* [Component data from apps and pages]:
== Segment start ==
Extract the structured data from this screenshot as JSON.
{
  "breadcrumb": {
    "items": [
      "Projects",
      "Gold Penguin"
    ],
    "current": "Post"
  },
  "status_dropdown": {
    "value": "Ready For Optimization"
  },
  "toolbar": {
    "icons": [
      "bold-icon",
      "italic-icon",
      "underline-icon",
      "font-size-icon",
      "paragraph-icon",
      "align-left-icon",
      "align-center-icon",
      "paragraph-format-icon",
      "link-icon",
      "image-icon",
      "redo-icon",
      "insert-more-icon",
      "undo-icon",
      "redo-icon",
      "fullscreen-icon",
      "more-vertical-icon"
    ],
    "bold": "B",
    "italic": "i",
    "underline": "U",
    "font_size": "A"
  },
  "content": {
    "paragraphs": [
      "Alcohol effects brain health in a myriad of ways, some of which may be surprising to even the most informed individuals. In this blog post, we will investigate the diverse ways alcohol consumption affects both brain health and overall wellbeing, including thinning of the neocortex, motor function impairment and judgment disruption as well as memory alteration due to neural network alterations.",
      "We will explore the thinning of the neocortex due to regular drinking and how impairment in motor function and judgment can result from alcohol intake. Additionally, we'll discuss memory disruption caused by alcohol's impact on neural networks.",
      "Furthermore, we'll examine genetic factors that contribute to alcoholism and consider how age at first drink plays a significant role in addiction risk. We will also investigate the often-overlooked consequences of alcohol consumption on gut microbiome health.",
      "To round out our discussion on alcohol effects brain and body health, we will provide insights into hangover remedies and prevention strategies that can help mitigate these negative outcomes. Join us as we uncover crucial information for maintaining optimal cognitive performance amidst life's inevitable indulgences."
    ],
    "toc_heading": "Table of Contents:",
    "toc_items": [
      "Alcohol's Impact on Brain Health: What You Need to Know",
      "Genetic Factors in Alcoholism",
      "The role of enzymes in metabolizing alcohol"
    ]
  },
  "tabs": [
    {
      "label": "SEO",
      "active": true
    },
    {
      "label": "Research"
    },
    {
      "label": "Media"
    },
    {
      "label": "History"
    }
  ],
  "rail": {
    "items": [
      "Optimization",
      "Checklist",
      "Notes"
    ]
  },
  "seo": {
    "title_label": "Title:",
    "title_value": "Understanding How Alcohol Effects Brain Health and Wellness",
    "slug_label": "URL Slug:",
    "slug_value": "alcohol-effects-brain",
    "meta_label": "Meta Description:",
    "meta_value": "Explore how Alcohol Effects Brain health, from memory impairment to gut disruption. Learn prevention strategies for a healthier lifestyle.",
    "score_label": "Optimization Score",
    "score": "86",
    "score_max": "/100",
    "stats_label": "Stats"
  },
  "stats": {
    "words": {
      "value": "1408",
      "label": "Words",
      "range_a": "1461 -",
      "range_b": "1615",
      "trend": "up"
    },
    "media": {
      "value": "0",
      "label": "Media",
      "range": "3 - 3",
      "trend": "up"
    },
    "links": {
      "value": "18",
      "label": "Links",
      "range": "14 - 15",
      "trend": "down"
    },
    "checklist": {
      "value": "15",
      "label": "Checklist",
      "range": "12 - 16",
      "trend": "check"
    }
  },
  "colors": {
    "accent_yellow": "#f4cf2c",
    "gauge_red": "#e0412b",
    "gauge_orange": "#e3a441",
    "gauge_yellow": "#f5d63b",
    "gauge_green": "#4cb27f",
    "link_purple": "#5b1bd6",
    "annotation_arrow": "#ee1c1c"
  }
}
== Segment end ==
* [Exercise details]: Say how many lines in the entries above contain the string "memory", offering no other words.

* [Result for this exercise]: 3